[PROBLEM REQUIREMENTS]: Your answer should be a faithful copy of the entire listing.

[RAW DATA]:
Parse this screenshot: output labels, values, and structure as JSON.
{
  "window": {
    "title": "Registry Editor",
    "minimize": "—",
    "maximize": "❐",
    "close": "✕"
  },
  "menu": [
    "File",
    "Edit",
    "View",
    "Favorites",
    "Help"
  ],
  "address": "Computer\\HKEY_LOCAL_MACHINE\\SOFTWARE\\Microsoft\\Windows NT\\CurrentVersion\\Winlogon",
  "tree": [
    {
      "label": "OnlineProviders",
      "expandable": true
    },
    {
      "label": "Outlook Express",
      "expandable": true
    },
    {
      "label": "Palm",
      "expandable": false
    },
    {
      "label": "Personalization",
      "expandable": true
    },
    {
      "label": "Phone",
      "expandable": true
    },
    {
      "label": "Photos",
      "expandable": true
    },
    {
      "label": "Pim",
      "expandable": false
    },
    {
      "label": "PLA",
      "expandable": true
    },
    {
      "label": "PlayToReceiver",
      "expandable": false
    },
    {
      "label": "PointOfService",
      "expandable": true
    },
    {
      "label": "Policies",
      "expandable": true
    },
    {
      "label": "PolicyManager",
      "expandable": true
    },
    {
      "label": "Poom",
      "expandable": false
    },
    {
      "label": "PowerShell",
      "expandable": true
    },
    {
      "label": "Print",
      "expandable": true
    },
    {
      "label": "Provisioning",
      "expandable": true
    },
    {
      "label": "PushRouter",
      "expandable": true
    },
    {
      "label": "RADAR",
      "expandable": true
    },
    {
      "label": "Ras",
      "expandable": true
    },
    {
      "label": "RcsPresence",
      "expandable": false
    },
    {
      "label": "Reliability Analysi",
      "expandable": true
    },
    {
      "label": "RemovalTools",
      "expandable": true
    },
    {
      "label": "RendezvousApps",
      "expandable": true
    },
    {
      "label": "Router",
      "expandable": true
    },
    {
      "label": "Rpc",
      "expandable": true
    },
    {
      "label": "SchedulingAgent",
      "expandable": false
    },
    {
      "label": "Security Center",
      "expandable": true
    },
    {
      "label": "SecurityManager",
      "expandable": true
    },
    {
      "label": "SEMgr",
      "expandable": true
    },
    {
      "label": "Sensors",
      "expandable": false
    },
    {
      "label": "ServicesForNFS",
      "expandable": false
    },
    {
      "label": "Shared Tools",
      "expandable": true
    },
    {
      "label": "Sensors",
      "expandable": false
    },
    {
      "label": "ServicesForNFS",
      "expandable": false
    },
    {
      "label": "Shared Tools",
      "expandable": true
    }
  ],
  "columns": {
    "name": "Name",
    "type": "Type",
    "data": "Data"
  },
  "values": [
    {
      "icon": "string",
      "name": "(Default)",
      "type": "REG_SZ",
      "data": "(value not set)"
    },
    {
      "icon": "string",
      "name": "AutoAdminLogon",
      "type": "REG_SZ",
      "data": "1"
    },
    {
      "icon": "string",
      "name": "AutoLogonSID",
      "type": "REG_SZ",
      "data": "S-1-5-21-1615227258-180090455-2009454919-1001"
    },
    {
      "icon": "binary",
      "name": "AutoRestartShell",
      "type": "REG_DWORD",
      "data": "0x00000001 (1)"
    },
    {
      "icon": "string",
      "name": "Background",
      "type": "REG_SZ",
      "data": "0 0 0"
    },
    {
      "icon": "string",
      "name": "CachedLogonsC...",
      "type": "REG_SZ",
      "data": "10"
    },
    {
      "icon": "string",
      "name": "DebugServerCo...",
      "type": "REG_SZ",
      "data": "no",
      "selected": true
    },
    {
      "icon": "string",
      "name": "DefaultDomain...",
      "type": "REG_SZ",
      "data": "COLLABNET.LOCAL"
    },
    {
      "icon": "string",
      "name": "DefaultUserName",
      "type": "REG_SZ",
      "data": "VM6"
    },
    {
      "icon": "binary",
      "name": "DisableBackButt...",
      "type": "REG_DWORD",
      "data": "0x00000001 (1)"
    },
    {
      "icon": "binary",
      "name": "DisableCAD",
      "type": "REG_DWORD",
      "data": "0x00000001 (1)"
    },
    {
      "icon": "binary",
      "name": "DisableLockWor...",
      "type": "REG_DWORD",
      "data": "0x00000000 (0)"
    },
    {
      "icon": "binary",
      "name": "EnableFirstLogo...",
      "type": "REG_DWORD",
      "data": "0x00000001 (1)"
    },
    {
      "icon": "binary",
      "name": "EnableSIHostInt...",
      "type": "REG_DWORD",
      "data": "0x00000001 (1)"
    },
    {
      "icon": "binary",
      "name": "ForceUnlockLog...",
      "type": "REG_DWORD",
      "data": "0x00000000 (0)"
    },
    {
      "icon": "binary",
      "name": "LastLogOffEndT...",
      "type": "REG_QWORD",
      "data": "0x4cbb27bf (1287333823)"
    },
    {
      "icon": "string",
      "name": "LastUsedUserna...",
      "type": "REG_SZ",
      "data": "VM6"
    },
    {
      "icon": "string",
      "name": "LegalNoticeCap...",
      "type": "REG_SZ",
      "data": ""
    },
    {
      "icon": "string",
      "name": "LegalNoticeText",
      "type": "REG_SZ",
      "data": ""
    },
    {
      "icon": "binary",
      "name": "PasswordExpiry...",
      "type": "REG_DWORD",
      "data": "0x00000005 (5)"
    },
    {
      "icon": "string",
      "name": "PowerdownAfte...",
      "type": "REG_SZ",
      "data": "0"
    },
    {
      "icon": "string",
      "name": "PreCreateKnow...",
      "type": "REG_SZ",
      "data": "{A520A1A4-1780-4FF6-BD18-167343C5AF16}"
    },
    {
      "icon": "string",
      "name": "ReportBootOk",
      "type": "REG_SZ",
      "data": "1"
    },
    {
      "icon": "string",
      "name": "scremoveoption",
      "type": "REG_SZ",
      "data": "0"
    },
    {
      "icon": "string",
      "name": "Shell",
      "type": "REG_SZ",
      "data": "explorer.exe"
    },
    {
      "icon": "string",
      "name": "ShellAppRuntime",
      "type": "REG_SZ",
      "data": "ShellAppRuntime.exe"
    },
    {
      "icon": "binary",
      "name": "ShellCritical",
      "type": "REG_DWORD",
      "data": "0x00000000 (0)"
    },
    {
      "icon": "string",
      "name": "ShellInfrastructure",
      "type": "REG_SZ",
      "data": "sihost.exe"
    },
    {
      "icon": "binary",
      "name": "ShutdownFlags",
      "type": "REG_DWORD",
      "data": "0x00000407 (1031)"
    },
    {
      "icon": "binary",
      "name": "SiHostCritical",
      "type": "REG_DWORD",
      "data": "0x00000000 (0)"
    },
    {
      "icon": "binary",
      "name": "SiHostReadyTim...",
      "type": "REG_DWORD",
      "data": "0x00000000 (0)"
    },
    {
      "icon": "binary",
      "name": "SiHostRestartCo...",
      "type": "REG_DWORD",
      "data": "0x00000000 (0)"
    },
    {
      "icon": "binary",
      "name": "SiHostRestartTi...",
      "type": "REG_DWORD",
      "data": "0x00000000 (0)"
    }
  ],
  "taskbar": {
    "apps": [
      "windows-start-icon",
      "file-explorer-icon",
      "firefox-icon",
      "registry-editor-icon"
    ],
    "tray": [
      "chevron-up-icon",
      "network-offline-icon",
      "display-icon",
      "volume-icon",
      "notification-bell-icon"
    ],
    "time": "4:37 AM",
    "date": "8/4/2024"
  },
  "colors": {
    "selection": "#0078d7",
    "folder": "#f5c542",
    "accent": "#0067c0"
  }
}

[EXERCISE RESULT]:
Parse this screenshot: output labels, values, and structure as JSON.
{
  "window": {
    "title": "Registry Editor",
    "minimize": "—",
    "maximize": "❐",
    "close": "✕"
  },
  "menu": [
    "File",
    "Edit",
    "View",
    "Favorites",
    "Help"
  ],
  "address": "Computer\\HKEY_LOCAL_MACHINE\\SOFTWARE\\Microsoft\\Windows NT\\CurrentVersion\\Winlogon",
  "tree": [
    {
      "label": "OnlineProviders",
      "expandable": true
    },
    {
      "label": "Outlook Express",
      "expandable": true
    },
    {
      "label": "Palm",
      "expandable": false
    },
    {
      "label": "Personalization",
      "expandable": true
    },
    {
      "label": "Phone",
      "expandable": true
    },
    {
      "label": "Photos",
      "expandable": true
    },
    {
      "label": "Pim",
      "expandable": false
    },
    {
      "label": "PLA",
      "expandable": true
    },
    {
      "label": "PlayToReceiver",
      "expandable": false
    },
    {
      "label": "PointOfService",
      "expandable": true
    },
    {
      "label": "Policies",
      "expandable": true
    },
    {
      "label": "PolicyManager",
      "expandable": true
    },
    {
      "label": "Poom",
      "expandable": false
    },
    {
      "label": "PowerShell",
      "expandable": true
    },
    {
      "label": "Print",
      "expandable": true
    },
    {
      "label": "Provisioning",
      "expandable": true
    },
    {
      "label": "PushRouter",
      "expandable": true
    },
    {
      "label": "RADAR",
      "expandable": true
    },
    {
      "label": "Ras",
      "expandable": true
    },
    {
      "label": "RcsPresence",
      "expandable": false
    },
    {
      "label": "Reliability Analysi",
      "expandable": true
    },
    {
      "label": "RemovalTools",
      "expandable": true
    },
    {
      "label": "RendezvousApps",
      "expandable": true
    },
    {
      "label": "Router",
      "expandable": true
    },
    {
      "label": "Rpc",
      "expandable": true
    },
    {
      "label": "SchedulingAgent",
      "expandable": false
    },
    {
      "label": "Security Center",
      "expandable": true
    },
    {
      "label": "SecurityManager",
      "expandable": true
    },
    {
      "label": "SEMgr",
      "expandable": true
    },
    {
      "label": "Sensors",
      "expandable": false
    },
    {
      "label": "ServicesForNFS",
      "expandable": false
    },
    {
      "label": "Shared Tools",
      "expandable": true
    },
    {
      "label": "Sensors",
      "expandable": false
    },
    {
      "label": "ServicesForNFS",
      "expandable": false
    },
    {
      "label": "Shared Tools",
      "expandable": true
    }
  ],
  "columns": {
    "name": "Name",
    "type": "Type",
    "data": "Data"
  },
  "values": [
    {
      "icon": "string",
      "name": "(Default)",
      "type": "REG_SZ",
      "data": "(value not set)"
    },
    {
      "icon": "string",
      "name": "AutoAdminLogon",
      "type": "REG_SZ",
      "data": "1"
    },
    {
      "icon": "string",
      "name": "AutoLogonSID",
      "type": "REG_SZ",
      "data": "S-1-5-21-1615227258-180090455-2009454919-1001"
    },
    {
      "icon": "binary",
      "name": "AutoRestartShell",
      "type": "REG_DWORD",
      "data": "0x00000001 (1)"
    },
    {
      "icon": "string",
      "name": "Background",
      "type": "REG_SZ",
      "data": "0 0 0"
    },
    {
      "icon": "string",
      "name": "CachedLogonsC...",
      "type": "REG_SZ",
      "data": "10"
    },
    {
      "icon": "string",
      "name": "DebugServerCo...",
      "type": "REG_SZ",
      "data": "no",
      "selected": true
    },
    {
      "icon": "string",
      "name": "DefaultDomain...",
      "type": "REG_SZ",
      "data": "COLLABNET.LOCAL"
    },
    {
      "icon": "string",
      "name": "DefaultUserName",
      "type": "REG_SZ",
      "data": "VM6"
    },
    {
      "icon": "binary",
      "name": "DisableBackButt...",
      "type": "REG_DWORD",
      "data": "0x00000001 (1)"
    },
    {
      "icon": "binary",
      "name": "DisableCAD",
      "type": "REG_DWORD",
      "data": "0x00000001 (1)"
    },
    {
      "icon": "binary",
      "name": "DisableLockWor...",
      "type": "REG_DWORD",
      "data": "0x00000000 (0)"
    },
    {
      "icon": "binary",
      "name": "EnableFirstLogo...",
      "type": "REG_DWORD",
      "data": "0x00000001 (1)"
    },
    {
      "icon": "binary",
      "name": "EnableSIHostInt...",
      "type": "REG_DWORD",
      "data": "0x00000001 (1)"
    },
    {
      "icon": "binary",
      "name": "ForceUnlockLog...",
      "type": "REG_DWORD",
      "data": "0x00000000 (0)"
    },
    {
      "icon": "binary",
      "name": "LastLogOffEndT...",
      "type": "REG_QWORD",
      "data": "0x4cbb27bf (1287333823)"
    },
    {
      "icon": "string",
      "name": "LastUsedUserna...",
      "type": "REG_SZ",
      "data": "VM6"
    },
    {
      "icon": "string",
      "name": "LegalNoticeCap...",
      "type": "REG_SZ",
      "data": ""
    },
    {
      "icon": "string",
      "name": "LegalNoticeText",
      "type": "REG_SZ",
      "data": ""
    },
    {
      "icon": "binary",
      "name": "PasswordExpiry...",
      "type": "REG_DWORD",
      "data": "0x00000005 (5)"
    },
    {
      "icon": "string",
      "name": "PowerdownAfte...",
      "type": "REG_SZ",
      "data": "0"
    },
    {
      "icon": "string",
      "name": "PreCreateKnow...",
      "type": "REG_SZ",
      "data": "{A520A1A4-1780-4FF6-BD18-167343C5AF16}"
    },
    {
      "icon": "string",
      "name": "ReportBootOk",
      "type": "REG_SZ",
      "data": "1"
    },
    {
      "icon": "string",
      "name": "scremoveoption",
      "type": "REG_SZ",
      "data": "0"
    },
    {
      "icon": "string",
      "name": "Shell",
      "type": "REG_SZ",
      "data": "explorer.exe"
    },
    {
      "icon": "string",
      "name": "ShellAppRuntime",
      "type": "REG_SZ",
      "data": "ShellAppRuntime.exe"
    },
    {
      "icon": "binary",
      "name": "ShellCritical",
      "type": "REG_DWORD",
      "data": "0x00000000 (0)"
    },
    {
      "icon": "string",
      "name": "ShellInfrastructure",
      "type": "REG_SZ",
      "data": "sihost.exe"
    },
    {
      "icon": "binary",
      "name": "ShutdownFlags",
      "type": "REG_DWORD",
      "data": "0x00000407 (1031)"
    },
    {
      "icon": "binary",
      "name": "SiHostCritical",
      "type": "REG_DWORD",
      "data": "0x00000000 (0)"
    },
    {
      "icon": "binary",
      "name": "SiHostReadyTim...",
      "type": "REG_DWORD",
      "data": "0x00000000 (0)"
    },
    {
      "icon": "binary",
      "name": "SiHostRestartCo...",
      "type": "REG_DWORD",
      "data": "0x00000000 (0)"
    },
    {
      "icon": "binary",
      "name": "SiHostRestartTi...",
      "type": "REG_DWORD",
      "data": "0x00000000 (0)"
    }
  ],
  "taskbar": {
    "apps": [
      "windows-start-icon",
      "file-explorer-icon",
      "firefox-icon",
      "registry-editor-icon"
    ],
    "tray": [
      "chevron-up-icon",
      "network-offline-icon",
      "display-icon",
      "volume-icon",
      "notification-bell-icon"
    ],
    "time": "4:37 AM",
    "date": "8/4/2024"
  },
  "colors": {
    "selection": "#0078d7",
    "folder": "#f5c542",
    "accent": "#0067c0"
  }
}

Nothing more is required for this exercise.